Differing regulatory demands can also place a significant pressure on developers, especially if they’re in a start-up organisation or looking to establish a position in new markets. A global embedded CDMO can help clients to navigate regulatory nuances, thanks to the experience it has and the access to expertise within its broader organisation.
It can also be incredibly expensive to comply with certain regulations; meeting containment and segregation requirements for highly potent APIs and controlled substances are good examples of areas wherein an embedded CDMO can provide support.
Commercial-scale manufacturing is evolving rapidly with the growth and advancement of large molecule biopharmaceuticals. One difference is that many high-value biologics don’t have the same volumes or batch sizes as small-molecule drugs. The same could be said for the rise of small molecule inhibitors and antibody-drug conjugates (ADCs) that are creating a more targeted approach to cancer therapy.

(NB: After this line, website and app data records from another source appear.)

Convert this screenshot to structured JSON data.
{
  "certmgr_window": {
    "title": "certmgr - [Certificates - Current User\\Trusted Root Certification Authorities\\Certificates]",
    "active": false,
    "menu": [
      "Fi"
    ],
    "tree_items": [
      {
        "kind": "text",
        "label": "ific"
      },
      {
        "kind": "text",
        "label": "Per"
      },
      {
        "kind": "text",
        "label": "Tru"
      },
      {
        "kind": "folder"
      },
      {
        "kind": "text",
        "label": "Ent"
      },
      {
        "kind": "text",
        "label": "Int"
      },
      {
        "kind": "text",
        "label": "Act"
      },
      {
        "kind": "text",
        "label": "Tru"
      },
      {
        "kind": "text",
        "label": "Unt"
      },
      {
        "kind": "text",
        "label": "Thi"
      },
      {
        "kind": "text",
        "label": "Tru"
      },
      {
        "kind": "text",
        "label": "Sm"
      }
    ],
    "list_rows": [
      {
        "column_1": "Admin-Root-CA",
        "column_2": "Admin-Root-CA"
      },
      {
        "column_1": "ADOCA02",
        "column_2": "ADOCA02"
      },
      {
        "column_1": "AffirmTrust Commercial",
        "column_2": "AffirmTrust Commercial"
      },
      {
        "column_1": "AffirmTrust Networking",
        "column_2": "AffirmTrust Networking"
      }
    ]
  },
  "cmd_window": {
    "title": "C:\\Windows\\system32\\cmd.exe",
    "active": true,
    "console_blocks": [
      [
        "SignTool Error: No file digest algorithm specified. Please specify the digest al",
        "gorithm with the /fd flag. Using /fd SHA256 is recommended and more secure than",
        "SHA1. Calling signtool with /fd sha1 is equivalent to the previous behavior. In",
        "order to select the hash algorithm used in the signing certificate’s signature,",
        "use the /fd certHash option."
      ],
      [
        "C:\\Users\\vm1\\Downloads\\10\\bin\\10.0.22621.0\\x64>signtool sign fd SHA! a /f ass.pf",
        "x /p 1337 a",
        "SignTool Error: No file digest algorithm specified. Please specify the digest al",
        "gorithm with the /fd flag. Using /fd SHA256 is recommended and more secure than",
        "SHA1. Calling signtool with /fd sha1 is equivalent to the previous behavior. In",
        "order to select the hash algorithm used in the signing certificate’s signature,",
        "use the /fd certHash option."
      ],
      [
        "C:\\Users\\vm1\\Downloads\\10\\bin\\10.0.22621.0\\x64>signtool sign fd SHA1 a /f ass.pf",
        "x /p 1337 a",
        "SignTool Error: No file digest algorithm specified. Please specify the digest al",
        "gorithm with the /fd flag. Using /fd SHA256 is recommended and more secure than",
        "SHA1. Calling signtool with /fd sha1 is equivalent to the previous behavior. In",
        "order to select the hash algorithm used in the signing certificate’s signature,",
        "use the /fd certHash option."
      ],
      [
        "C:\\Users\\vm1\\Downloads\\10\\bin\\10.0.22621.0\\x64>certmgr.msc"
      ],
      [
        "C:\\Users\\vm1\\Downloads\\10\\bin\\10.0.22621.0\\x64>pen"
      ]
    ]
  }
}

The biologics segment in particular is also strongly represented by innovative start-ups and smaller companies that don’t have the capital to invest in manufacturing capabilities or access to the expertise required to navigate their product from development through to commercialisation. Trial supply, tech transfer and scale-up could be an entirely new territory for some businesses.
This trend towards more targeted therapies requires businesses to rethink their capabilities and invest in new equipment, lines, processes and operational approaches. For standalone CDMOs, there is considerable risk here. Although they will have to focus their energy on creating the same efficiencies — saving APIs, minimising loss and maximising yield — they will need to adjust to more flexible and dynamic ways of working to meet small-scale production demands.
The high-potency API market is also creating challenges for contract manufacturers. Significant growth, driven by demand for oncology drugs, hormone products and compounds to treat organ rejection, is being paired with increased regulatory scrutiny. High potency manufacturing requires effective containment strategies to protect the health of both workers and patients.
As it stands, there are no clear, harmonised standards from regulators, leaving manufacturers with the responsibility to develop their own methods to ensure the safe handling of high-potency APIs and meet regulatory expectations — often at significant cost.
For embedded CDMOs, investment in development capabilities, advanced processing concepts and manufacturing technologies is managed as the broader organisation invests to manufacture its own products. Their pedigree and access to a significant pool of expertise is also a great benefit to new businesses trying to get their product to market as efficiently as possible.
An embedded CDMO offers an interesting proposition within the wider context of the pharma and biopharma outsourcing space. For instance, an embedded CDMO can offer a legacy of successful drug development and regulatory support, the ability to leverage state-of-the-art facilities around the world and access to a multidisciplinary team of experts experienced in working with complex compounds.
At a practical level, embedded CDMOs can simplify and derisk access to global markets, ease the process of regulatory compliance for their partners and respond to emerging manufacturing trends. It’s a compelling offer that is likely to become even more attractive as regulatory pressures increase, new global markets strengthen and drug development pipelines fill and diversify.
This article will appear in the April issue of Manufacturing Chemist. A recent digital edition is available here.